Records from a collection
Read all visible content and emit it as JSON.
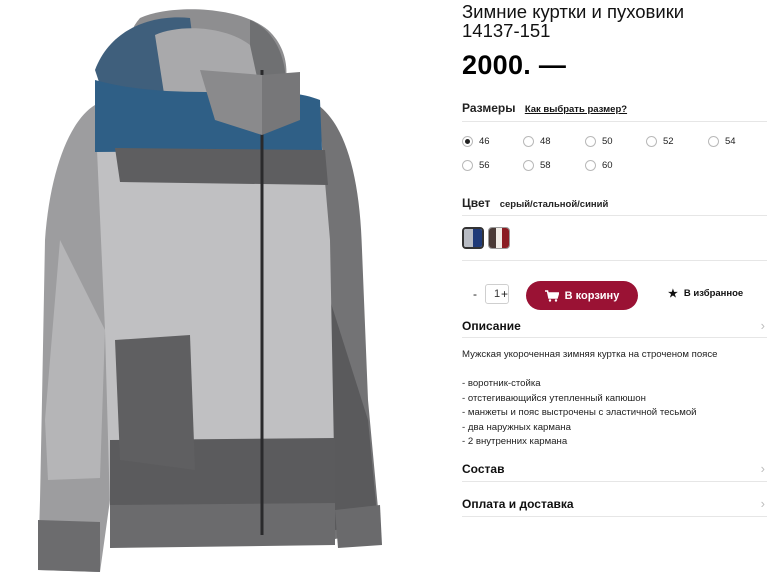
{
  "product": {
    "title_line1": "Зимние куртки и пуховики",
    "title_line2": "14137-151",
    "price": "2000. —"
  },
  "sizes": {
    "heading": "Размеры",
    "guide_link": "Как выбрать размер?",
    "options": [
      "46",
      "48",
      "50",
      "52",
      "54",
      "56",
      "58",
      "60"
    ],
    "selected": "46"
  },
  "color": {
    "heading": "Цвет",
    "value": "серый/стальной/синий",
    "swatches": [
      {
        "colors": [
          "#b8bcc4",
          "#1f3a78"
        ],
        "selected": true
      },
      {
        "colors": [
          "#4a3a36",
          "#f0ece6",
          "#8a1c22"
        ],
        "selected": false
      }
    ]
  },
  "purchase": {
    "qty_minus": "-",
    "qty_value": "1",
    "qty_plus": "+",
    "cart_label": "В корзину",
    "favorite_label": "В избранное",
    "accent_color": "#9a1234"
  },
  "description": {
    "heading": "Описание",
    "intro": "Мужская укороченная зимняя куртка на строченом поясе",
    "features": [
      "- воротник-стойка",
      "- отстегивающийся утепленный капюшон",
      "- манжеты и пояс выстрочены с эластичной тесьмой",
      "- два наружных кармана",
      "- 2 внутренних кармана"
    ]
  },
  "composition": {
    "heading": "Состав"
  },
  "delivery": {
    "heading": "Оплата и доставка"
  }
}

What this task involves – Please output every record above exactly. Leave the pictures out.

Finished task –
Read all visible content and emit it as JSON.
{
  "product": {
    "title_line1": "Зимние куртки и пуховики",
    "title_line2": "14137-151",
    "price": "2000. —"
  },
  "sizes": {
    "heading": "Размеры",
    "guide_link": "Как выбрать размер?",
    "options": [
      "46",
      "48",
      "50",
      "52",
      "54",
      "56",
      "58",
      "60"
    ],
    "selected": "46"
  },
  "color": {
    "heading": "Цвет",
    "value": "серый/стальной/синий",
    "swatches": [
      {
        "colors": [
          "#b8bcc4",
          "#1f3a78"
        ],
        "selected": true
      },
      {
        "colors": [
          "#4a3a36",
          "#f0ece6",
          "#8a1c22"
        ],
        "selected": false
      }
    ]
  },
  "purchase": {
    "qty_minus": "-",
    "qty_value": "1",
    "qty_plus": "+",
    "cart_label": "В корзину",
    "favorite_label": "В избранное",
    "accent_color": "#9a1234"
  },
  "description": {
    "heading": "Описание",
    "intro": "Мужская укороченная зимняя куртка на строченом поясе",
    "features": [
      "- воротник-стойка",
      "- отстегивающийся утепленный капюшон",
      "- манжеты и пояс выстрочены с эластичной тесьмой",
      "- два наружных кармана",
      "- 2 внутренних кармана"
    ]
  },
  "composition": {
    "heading": "Состав"
  },
  "delivery": {
    "heading": "Оплата и доставка"
  }
}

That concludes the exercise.